• [What you need to do]:
In full and without alteration, print the entries.

[Opening Given records section]

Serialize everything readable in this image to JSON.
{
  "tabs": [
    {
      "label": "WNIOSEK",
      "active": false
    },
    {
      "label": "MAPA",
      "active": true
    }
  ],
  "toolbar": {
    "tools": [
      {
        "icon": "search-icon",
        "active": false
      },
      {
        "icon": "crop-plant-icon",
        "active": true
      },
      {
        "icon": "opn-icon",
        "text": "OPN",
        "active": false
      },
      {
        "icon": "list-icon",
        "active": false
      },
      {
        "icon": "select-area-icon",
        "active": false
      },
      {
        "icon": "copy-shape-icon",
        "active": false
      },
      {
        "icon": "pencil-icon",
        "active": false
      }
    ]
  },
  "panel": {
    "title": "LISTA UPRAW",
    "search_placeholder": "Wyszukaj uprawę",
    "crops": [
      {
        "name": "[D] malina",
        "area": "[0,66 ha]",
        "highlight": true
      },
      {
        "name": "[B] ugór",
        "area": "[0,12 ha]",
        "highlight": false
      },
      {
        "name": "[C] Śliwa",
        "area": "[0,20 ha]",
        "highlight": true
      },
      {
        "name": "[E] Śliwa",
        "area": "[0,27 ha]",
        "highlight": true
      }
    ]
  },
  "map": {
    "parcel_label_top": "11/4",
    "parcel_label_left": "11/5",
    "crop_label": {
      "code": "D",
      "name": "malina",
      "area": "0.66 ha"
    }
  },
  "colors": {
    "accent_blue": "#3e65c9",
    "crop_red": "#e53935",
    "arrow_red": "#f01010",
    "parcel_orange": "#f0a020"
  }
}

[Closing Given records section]

• [Output]:
Serialize everything readable in this image to JSON.
{
  "tabs": [
    {
      "label": "WNIOSEK",
      "active": false
    },
    {
      "label": "MAPA",
      "active": true
    }
  ],
  "toolbar": {
    "tools": [
      {
        "icon": "search-icon",
        "active": false
      },
      {
        "icon": "crop-plant-icon",
        "active": true
      },
      {
        "icon": "opn-icon",
        "text": "OPN",
        "active": false
      },
      {
        "icon": "list-icon",
        "active": false
      },
      {
        "icon": "select-area-icon",
        "active": false
      },
      {
        "icon": "copy-shape-icon",
        "active": false
      },
      {
        "icon": "pencil-icon",
        "active": false
      }
    ]
  },
  "panel": {
    "title": "LISTA UPRAW",
    "search_placeholder": "Wyszukaj uprawę",
    "crops": [
      {
        "name": "[D] malina",
        "area": "[0,66 ha]",
        "highlight": true
      },
      {
        "name": "[B] ugór",
        "area": "[0,12 ha]",
        "highlight": false
      },
      {
        "name": "[C] Śliwa",
        "area": "[0,20 ha]",
        "highlight": true
      },
      {
        "name": "[E] Śliwa",
        "area": "[0,27 ha]",
        "highlight": true
      }
    ]
  },
  "map": {
    "parcel_label_top": "11/4",
    "parcel_label_left": "11/5",
    "crop_label": {
      "code": "D",
      "name": "malina",
      "area": "0.66 ha"
    }
  },
  "colors": {
    "accent_blue": "#3e65c9",
    "crop_red": "#e53935",
    "arrow_red": "#f01010",
    "parcel_orange": "#f0a020"
  }
}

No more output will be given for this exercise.